» EXERCISE OBJECTIVE
Write out all the data below exactly.

» Data records for software interfaces

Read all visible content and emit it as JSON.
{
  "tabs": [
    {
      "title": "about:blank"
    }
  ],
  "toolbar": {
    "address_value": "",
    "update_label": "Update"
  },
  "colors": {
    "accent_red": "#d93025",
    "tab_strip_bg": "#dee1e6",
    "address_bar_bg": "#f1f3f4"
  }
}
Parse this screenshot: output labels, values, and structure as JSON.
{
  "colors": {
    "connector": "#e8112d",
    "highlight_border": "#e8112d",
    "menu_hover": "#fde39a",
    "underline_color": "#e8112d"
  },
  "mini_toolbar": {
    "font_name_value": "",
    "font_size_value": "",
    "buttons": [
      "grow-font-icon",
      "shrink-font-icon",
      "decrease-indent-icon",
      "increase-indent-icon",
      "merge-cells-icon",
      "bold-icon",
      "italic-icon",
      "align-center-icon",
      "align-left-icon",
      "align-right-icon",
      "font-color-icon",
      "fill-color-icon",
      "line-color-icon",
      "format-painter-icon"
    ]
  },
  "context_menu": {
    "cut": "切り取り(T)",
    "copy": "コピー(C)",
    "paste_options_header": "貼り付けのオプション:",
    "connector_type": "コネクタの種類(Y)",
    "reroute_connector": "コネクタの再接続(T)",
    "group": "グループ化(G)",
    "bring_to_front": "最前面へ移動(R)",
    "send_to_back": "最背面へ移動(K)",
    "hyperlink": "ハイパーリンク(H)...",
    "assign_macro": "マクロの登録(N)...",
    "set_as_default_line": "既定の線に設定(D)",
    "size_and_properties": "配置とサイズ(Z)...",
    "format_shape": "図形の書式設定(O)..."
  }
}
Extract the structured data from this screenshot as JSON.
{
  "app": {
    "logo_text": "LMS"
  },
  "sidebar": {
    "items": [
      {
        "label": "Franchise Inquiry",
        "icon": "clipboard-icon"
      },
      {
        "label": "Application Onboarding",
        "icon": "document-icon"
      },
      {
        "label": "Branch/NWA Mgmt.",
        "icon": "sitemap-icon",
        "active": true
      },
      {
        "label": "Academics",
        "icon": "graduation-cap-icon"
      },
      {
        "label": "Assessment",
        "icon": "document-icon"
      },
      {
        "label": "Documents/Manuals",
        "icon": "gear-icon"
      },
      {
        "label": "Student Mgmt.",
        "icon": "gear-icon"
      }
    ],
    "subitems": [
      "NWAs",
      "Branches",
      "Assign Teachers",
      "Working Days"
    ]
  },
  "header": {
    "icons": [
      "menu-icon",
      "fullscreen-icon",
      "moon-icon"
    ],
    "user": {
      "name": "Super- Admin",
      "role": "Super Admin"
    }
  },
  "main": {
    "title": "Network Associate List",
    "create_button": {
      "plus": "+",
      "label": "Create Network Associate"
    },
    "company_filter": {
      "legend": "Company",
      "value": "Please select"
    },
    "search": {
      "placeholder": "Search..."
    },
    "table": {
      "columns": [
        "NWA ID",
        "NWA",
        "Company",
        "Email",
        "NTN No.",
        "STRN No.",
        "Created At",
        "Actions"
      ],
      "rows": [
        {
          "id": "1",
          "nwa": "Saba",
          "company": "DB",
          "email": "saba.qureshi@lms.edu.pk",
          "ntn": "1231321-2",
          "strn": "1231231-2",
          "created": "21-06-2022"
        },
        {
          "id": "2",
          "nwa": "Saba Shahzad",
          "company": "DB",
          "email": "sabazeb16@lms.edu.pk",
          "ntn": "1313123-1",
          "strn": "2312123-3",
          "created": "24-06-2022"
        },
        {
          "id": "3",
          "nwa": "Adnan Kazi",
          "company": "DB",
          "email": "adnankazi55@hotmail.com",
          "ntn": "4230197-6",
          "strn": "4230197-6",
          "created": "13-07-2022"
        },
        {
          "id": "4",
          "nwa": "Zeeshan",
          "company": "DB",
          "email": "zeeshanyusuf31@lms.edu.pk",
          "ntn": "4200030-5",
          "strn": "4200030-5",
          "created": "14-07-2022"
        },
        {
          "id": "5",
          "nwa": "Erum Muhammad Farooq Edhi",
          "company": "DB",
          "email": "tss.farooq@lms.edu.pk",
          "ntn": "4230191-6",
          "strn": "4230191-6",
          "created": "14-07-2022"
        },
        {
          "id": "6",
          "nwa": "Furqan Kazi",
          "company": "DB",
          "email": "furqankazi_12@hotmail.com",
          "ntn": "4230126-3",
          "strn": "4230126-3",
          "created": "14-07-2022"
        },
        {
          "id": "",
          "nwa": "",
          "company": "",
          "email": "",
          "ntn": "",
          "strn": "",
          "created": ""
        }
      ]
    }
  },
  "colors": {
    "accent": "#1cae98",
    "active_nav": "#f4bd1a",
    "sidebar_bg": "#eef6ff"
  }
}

» SOLUTION TO THE PROBLEM
Read all visible content and emit it as JSON.
{
  "tabs": [
    {
      "title": "about:blank"
    }
  ],
  "toolbar": {
    "address_value": "",
    "update_label": "Update"
  },
  "colors": {
    "accent_red": "#d93025",
    "tab_strip_bg": "#dee1e6",
    "address_bar_bg": "#f1f3f4"
  }
}
Parse this screenshot: output labels, values, and structure as JSON.
{
  "colors": {
    "connector": "#e8112d",
    "highlight_border": "#e8112d",
    "menu_hover": "#fde39a",
    "underline_color": "#e8112d"
  },
  "mini_toolbar": {
    "font_name_value": "",
    "font_size_value": "",
    "buttons": [
      "grow-font-icon",
      "shrink-font-icon",
      "decrease-indent-icon",
      "increase-indent-icon",
      "merge-cells-icon",
      "bold-icon",
      "italic-icon",
      "align-center-icon",
      "align-left-icon",
      "align-right-icon",
      "font-color-icon",
      "fill-color-icon",
      "line-color-icon",
      "format-painter-icon"
    ]
  },
  "context_menu": {
    "cut": "切り取り(T)",
    "copy": "コピー(C)",
    "paste_options_header": "貼り付けのオプション:",
    "connector_type": "コネクタの種類(Y)",
    "reroute_connector": "コネクタの再接続(T)",
    "group": "グループ化(G)",
    "bring_to_front": "最前面へ移動(R)",
    "send_to_back": "最背面へ移動(K)",
    "hyperlink": "ハイパーリンク(H)...",
    "assign_macro": "マクロの登録(N)...",
    "set_as_default_line": "既定の線に設定(D)",
    "size_and_properties": "配置とサイズ(Z)...",
    "format_shape": "図形の書式設定(O)..."
  }
}
Extract the structured data from this screenshot as JSON.
{
  "app": {
    "logo_text": "LMS"
  },
  "sidebar": {
    "items": [
      {
        "label": "Franchise Inquiry",
        "icon": "clipboard-icon"
      },
      {
        "label": "Application Onboarding",
        "icon": "document-icon"
      },
      {
        "label": "Branch/NWA Mgmt.",
        "icon": "sitemap-icon",
        "active": true
      },
      {
        "label": "Academics",
        "icon": "graduation-cap-icon"
      },
      {
        "label": "Assessment",
        "icon": "document-icon"
      },
      {
        "label": "Documents/Manuals",
        "icon": "gear-icon"
      },
      {
        "label": "Student Mgmt.",
        "icon": "gear-icon"
      }
    ],
    "subitems": [
      "NWAs",
      "Branches",
      "Assign Teachers",
      "Working Days"
    ]
  },
  "header": {
    "icons": [
      "menu-icon",
      "fullscreen-icon",
      "moon-icon"
    ],
    "user": {
      "name": "Super- Admin",
      "role": "Super Admin"
    }
  },
  "main": {
    "title": "Network Associate List",
    "create_button": {
      "plus": "+",
      "label": "Create Network Associate"
    },
    "company_filter": {
      "legend": "Company",
      "value": "Please select"
    },
    "search": {
      "placeholder": "Search..."
    },
    "table": {
      "columns": [
        "NWA ID",
        "NWA",
        "Company",
        "Email",
        "NTN No.",
        "STRN No.",
        "Created At",
        "Actions"
      ],
      "rows": [
        {
          "id": "1",
          "nwa": "Saba",
          "company": "DB",
          "email": "saba.qureshi@lms.edu.pk",
          "ntn": "1231321-2",
          "strn": "1231231-2",
          "created": "21-06-2022"
        },
        {
          "id": "2",
          "nwa": "Saba Shahzad",
          "company": "DB",
          "email": "sabazeb16@lms.edu.pk",
          "ntn": "1313123-1",
          "strn": "2312123-3",
          "created": "24-06-2022"
        },
        {
          "id": "3",
          "nwa": "Adnan Kazi",
          "company": "DB",
          "email": "adnankazi55@hotmail.com",
          "ntn": "4230197-6",
          "strn": "4230197-6",
          "created": "13-07-2022"
        },
        {
          "id": "4",
          "nwa": "Zeeshan",
          "company": "DB",
          "email": "zeeshanyusuf31@lms.edu.pk",
          "ntn": "4200030-5",
          "strn": "4200030-5",
          "created": "14-07-2022"
        },
        {
          "id": "5",
          "nwa": "Erum Muhammad Farooq Edhi",
          "company": "DB",
          "email": "tss.farooq@lms.edu.pk",
          "ntn": "4230191-6",
          "strn": "4230191-6",
          "created": "14-07-2022"
        },
        {
          "id": "6",
          "nwa": "Furqan Kazi",
          "company": "DB",
          "email": "furqankazi_12@hotmail.com",
          "ntn": "4230126-3",
          "strn": "4230126-3",
          "created": "14-07-2022"
        },
        {
          "id": "",
          "nwa": "",
          "company": "",
          "email": "",
          "ntn": "",
          "strn": "",
          "created": ""
        }
      ]
    }
  },
  "colors": {
    "accent": "#1cae98",
    "active_nav": "#f4bd1a",
    "sidebar_bg": "#eef6ff"
  }
}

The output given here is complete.